▶ [RECORDED DATA]:
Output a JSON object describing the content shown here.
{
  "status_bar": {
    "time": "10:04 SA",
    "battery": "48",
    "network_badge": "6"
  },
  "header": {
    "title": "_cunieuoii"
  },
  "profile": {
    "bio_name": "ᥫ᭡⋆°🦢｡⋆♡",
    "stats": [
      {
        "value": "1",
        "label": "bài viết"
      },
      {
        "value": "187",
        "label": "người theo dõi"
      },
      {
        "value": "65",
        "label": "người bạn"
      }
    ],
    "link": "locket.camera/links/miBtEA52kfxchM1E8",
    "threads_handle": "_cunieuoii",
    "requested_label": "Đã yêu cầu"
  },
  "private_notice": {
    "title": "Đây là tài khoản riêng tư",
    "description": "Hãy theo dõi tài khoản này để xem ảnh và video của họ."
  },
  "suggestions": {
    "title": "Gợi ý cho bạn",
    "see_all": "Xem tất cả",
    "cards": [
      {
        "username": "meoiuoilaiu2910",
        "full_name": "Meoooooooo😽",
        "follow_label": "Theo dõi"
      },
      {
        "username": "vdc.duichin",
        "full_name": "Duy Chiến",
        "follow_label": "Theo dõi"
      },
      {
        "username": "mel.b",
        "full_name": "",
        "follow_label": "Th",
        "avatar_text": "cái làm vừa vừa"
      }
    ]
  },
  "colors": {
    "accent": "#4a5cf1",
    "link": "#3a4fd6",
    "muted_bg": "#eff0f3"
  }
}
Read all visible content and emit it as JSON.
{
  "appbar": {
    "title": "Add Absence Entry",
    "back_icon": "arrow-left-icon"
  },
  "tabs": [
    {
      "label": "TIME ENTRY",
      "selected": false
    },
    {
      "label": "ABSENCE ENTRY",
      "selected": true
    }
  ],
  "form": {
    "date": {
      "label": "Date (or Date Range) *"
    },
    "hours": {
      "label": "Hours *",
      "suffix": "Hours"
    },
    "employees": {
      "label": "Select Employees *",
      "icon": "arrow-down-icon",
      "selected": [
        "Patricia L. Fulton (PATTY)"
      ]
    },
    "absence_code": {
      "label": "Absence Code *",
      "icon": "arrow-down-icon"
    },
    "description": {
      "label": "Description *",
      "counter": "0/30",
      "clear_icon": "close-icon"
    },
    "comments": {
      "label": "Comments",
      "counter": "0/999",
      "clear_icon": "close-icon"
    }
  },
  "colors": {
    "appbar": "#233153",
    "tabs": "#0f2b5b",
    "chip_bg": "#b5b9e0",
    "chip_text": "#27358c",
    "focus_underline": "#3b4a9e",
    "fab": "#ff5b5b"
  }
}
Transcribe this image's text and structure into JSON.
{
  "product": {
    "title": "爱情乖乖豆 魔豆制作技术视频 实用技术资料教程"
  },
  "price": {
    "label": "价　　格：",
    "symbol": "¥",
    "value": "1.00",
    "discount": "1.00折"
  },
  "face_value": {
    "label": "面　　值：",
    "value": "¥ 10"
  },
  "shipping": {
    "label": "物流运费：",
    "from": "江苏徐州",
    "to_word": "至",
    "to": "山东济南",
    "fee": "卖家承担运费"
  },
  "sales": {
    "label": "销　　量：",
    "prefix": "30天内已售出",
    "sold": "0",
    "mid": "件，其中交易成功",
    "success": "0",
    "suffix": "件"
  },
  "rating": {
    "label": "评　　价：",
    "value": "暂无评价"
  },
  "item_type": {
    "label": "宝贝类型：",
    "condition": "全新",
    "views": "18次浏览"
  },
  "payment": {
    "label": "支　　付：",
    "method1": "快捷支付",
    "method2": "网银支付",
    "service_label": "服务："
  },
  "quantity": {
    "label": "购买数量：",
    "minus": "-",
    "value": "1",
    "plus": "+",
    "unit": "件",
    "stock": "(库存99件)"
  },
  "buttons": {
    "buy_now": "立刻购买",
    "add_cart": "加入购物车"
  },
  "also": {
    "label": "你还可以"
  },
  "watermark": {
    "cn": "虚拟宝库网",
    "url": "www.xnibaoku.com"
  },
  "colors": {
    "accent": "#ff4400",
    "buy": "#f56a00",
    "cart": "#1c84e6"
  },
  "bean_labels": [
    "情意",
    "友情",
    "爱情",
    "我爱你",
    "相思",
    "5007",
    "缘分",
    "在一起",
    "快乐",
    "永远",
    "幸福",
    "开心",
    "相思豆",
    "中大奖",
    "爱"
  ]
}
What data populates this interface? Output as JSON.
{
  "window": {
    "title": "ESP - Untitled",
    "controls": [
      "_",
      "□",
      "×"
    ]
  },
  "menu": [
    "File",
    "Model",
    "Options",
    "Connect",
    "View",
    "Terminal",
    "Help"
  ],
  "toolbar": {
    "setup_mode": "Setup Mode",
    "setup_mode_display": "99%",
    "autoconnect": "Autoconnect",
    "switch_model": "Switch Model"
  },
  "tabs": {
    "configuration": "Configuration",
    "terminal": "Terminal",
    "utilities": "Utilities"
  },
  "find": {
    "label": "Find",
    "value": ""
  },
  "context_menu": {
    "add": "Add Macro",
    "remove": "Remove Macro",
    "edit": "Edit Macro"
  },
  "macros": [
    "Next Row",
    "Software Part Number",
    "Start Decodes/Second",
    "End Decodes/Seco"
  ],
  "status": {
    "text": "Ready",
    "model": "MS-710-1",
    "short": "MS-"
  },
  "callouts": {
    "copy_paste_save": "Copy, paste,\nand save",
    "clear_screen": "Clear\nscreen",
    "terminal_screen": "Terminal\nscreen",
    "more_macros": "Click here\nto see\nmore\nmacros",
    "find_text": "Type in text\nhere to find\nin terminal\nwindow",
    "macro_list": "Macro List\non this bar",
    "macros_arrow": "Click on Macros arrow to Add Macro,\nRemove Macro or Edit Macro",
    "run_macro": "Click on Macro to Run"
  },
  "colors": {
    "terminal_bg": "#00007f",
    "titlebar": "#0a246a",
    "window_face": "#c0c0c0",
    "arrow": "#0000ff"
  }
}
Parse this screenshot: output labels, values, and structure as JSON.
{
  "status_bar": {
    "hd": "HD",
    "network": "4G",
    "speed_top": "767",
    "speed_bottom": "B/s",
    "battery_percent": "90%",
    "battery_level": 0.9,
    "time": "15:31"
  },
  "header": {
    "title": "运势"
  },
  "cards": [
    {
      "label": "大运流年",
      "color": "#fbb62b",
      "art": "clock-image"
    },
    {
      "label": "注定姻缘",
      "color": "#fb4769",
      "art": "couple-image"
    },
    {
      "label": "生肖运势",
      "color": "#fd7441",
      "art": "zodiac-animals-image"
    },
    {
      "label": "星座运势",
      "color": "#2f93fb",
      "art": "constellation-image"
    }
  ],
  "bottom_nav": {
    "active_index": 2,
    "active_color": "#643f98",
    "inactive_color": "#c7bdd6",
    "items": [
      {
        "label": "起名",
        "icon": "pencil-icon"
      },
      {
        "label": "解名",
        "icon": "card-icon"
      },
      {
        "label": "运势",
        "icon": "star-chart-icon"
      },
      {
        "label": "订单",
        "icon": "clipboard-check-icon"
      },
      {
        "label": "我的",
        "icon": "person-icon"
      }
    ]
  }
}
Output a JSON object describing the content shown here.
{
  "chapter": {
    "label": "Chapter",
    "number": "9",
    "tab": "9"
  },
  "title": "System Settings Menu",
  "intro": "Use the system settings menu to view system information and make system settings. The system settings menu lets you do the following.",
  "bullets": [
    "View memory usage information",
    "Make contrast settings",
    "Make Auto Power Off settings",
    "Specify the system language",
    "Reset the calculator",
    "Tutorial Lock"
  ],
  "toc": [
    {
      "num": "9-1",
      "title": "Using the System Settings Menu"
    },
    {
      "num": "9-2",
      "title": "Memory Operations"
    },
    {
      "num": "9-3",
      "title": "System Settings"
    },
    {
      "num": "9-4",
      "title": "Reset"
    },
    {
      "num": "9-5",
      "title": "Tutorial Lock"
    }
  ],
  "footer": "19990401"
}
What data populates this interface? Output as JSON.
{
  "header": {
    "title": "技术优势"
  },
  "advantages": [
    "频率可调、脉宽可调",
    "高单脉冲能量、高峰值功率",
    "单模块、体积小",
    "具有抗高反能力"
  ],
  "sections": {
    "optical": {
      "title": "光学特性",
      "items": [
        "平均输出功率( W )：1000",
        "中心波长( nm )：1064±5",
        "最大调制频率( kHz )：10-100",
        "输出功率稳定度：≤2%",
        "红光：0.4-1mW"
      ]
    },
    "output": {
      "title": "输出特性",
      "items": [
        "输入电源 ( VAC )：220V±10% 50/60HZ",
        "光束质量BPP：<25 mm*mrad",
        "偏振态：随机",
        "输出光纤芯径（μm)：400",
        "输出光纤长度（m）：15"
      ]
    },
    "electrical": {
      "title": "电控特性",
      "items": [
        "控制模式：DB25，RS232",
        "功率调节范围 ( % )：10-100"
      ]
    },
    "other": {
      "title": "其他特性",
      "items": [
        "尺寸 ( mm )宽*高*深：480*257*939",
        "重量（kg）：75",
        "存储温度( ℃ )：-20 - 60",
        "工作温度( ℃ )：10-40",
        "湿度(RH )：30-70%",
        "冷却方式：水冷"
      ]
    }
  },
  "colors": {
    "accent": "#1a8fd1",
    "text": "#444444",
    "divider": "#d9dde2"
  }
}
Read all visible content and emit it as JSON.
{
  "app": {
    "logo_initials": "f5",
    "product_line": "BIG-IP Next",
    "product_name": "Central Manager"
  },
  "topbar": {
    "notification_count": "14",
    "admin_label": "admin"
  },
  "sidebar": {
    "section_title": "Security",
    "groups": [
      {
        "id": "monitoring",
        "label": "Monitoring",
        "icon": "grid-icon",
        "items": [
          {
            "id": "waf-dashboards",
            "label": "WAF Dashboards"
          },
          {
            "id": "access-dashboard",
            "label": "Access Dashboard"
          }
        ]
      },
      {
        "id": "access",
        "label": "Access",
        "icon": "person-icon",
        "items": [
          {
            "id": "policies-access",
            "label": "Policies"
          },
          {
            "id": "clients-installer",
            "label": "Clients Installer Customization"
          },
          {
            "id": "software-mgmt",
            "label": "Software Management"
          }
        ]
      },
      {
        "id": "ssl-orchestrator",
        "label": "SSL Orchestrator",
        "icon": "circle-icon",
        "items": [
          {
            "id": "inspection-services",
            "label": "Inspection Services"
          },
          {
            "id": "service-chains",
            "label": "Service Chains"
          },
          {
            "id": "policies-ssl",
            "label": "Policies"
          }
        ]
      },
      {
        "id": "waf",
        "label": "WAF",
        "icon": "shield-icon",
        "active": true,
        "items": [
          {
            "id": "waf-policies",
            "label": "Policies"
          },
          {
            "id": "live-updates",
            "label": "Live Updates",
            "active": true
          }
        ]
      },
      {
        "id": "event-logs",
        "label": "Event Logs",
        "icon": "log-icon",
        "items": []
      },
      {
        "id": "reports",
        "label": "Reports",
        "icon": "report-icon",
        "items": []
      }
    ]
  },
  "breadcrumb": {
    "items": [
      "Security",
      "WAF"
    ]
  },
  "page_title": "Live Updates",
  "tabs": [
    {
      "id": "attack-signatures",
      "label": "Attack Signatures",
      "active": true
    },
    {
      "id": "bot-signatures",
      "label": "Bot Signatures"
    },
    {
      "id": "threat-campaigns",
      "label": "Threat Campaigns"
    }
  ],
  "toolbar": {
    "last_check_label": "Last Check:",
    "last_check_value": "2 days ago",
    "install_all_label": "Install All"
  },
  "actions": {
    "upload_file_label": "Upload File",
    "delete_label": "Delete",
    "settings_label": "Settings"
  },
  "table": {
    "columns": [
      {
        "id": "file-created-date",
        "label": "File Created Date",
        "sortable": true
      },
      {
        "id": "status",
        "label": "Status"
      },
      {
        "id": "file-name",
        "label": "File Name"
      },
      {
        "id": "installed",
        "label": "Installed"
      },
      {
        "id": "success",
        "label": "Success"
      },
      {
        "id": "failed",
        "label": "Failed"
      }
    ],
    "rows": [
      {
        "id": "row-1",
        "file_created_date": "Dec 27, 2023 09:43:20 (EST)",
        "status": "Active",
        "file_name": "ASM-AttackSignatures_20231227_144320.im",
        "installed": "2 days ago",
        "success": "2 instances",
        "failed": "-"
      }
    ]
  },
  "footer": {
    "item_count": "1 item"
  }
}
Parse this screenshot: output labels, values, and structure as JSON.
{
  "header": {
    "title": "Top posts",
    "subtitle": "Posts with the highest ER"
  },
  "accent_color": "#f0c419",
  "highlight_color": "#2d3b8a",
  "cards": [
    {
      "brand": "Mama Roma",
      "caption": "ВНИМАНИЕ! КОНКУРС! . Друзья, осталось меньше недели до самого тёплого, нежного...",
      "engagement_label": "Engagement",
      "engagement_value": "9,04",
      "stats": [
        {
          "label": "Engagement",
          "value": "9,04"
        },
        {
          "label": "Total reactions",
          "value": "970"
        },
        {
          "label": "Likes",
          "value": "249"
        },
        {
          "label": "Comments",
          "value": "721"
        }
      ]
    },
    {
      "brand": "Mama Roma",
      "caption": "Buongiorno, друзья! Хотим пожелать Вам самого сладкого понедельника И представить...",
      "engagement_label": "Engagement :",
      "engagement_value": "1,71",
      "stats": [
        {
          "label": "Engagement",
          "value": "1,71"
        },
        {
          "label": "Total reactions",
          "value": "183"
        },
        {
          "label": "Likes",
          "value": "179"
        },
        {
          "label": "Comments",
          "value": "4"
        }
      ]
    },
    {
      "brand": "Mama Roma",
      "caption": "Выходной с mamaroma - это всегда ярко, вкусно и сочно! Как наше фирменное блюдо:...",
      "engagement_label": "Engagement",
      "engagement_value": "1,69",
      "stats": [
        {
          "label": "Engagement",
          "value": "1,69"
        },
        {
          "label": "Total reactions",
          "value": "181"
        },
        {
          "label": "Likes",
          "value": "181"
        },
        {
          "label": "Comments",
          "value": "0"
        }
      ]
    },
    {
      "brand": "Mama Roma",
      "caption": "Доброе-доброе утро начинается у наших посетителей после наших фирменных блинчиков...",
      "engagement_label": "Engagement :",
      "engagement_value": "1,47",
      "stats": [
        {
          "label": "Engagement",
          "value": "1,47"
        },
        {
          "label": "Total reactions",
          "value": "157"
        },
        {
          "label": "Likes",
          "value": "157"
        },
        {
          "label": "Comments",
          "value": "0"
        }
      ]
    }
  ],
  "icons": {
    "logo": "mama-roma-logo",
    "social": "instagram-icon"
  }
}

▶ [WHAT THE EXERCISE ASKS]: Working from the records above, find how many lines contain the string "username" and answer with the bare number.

▶ [TASK ANSWER]: 3